▸ Extracted records:
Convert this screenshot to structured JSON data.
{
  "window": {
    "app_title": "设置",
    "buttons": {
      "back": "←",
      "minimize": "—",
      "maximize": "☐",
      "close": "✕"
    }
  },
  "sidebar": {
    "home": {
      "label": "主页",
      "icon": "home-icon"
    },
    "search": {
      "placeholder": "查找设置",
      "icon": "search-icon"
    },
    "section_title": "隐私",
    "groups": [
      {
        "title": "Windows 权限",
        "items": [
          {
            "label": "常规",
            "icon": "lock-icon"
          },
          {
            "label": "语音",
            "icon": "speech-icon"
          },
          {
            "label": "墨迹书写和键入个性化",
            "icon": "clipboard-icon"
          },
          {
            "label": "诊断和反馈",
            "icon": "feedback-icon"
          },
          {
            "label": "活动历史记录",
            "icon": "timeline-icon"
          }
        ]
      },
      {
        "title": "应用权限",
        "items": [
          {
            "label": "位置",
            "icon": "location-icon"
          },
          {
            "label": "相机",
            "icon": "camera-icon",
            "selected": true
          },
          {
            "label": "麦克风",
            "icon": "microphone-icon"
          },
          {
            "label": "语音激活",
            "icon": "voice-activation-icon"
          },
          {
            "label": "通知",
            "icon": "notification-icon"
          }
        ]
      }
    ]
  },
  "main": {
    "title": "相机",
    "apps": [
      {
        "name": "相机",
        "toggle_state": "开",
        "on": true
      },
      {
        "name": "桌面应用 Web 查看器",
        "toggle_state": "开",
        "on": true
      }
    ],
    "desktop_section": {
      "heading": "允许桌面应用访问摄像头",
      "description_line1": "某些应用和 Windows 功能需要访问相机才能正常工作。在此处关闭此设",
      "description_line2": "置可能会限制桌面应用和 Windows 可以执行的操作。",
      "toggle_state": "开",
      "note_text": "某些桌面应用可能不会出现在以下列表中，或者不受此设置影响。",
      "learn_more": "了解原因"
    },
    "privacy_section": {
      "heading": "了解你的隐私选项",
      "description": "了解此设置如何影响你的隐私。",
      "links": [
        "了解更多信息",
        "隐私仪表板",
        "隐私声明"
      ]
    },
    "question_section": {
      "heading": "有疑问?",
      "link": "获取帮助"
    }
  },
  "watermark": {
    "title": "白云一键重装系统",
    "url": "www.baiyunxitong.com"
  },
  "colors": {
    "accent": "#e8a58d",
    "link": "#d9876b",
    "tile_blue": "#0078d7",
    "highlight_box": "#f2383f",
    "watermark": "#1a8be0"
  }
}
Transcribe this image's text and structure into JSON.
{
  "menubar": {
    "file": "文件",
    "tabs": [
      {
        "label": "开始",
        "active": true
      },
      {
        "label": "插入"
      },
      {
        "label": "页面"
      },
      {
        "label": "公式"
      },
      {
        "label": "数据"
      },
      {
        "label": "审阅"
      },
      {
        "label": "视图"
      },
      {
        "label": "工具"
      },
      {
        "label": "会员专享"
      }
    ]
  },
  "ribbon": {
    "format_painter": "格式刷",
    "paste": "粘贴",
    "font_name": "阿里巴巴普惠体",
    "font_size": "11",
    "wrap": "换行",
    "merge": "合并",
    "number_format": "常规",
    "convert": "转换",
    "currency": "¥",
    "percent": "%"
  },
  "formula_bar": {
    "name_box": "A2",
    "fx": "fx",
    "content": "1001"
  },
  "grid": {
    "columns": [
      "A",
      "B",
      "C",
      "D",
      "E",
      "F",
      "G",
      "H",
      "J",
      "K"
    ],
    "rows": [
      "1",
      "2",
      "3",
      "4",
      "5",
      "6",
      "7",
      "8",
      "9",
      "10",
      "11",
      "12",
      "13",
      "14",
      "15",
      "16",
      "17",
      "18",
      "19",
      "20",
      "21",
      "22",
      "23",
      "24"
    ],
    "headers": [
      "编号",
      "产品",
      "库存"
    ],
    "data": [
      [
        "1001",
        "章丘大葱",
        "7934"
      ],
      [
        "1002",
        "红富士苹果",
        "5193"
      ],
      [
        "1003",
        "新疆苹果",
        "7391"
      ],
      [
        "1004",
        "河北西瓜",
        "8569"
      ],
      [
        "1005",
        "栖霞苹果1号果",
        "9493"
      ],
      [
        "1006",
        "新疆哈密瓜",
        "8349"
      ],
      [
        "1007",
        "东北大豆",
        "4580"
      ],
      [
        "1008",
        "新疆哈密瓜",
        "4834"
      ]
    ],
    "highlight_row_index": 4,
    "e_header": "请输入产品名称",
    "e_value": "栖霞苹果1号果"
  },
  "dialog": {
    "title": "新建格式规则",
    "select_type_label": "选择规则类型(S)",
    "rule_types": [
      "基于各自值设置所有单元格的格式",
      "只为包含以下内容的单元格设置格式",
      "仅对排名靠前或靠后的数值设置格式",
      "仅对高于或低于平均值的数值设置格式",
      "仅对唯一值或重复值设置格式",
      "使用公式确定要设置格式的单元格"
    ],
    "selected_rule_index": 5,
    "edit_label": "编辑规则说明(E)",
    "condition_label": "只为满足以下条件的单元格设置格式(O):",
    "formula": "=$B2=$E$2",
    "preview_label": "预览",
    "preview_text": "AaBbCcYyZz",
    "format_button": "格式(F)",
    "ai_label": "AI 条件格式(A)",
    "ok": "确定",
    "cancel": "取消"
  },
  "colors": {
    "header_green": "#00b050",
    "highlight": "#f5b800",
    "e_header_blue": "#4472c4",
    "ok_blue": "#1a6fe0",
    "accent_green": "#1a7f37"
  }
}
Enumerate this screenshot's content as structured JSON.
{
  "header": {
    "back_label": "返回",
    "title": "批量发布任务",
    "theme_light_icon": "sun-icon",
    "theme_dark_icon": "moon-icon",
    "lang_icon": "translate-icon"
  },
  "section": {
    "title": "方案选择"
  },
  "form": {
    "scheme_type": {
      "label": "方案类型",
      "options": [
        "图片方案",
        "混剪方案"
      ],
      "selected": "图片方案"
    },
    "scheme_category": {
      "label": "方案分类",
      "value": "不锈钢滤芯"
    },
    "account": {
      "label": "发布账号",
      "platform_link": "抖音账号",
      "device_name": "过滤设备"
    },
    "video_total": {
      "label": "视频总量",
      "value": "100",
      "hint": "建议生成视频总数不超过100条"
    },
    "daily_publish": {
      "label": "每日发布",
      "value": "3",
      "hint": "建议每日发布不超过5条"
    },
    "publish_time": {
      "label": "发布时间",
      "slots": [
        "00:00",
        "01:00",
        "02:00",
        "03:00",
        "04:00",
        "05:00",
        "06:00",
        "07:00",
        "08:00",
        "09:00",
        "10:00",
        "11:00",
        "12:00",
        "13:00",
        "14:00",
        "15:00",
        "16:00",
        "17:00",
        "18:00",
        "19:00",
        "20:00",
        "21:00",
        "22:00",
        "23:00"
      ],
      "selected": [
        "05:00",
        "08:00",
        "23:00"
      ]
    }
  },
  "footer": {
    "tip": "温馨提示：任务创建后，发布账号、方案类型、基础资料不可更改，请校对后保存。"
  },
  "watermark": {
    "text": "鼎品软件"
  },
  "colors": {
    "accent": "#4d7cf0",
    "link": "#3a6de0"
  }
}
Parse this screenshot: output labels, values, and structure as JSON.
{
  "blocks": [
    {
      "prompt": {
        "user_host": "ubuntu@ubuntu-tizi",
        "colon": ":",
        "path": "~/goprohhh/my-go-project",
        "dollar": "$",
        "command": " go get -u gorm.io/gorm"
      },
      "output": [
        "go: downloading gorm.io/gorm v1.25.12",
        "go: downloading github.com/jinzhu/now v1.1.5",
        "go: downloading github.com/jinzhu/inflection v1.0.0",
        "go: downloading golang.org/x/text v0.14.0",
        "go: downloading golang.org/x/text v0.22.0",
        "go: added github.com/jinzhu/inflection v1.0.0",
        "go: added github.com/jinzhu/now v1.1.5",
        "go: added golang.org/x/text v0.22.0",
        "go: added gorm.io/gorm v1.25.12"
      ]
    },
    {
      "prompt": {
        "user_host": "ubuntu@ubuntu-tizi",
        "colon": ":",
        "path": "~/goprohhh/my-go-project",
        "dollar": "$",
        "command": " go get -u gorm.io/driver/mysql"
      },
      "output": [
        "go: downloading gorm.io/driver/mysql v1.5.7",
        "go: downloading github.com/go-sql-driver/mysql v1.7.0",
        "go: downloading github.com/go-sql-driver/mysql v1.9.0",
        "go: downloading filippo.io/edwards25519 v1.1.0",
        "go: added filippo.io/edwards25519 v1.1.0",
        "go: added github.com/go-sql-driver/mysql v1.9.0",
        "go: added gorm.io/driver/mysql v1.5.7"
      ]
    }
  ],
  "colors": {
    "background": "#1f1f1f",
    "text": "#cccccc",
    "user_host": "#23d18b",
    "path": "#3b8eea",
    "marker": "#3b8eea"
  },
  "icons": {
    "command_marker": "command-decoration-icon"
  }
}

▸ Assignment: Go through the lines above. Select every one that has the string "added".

▸ Answer box:
        "go: added github.com/jinzhu/inflection v1.0.0",
        "go: added github.com/jinzhu/now v1.1.5",
        "go: added golang.org/x/text v0.22.0",
        "go: added gorm.io/gorm v1.25.12"
        "go: added filippo.io/edwards25519 v1.1.0",
        "go: added github.com/go-sql-driver/mysql v1.9.0",
        "go: added gorm.io/driver/mysql v1.5.7"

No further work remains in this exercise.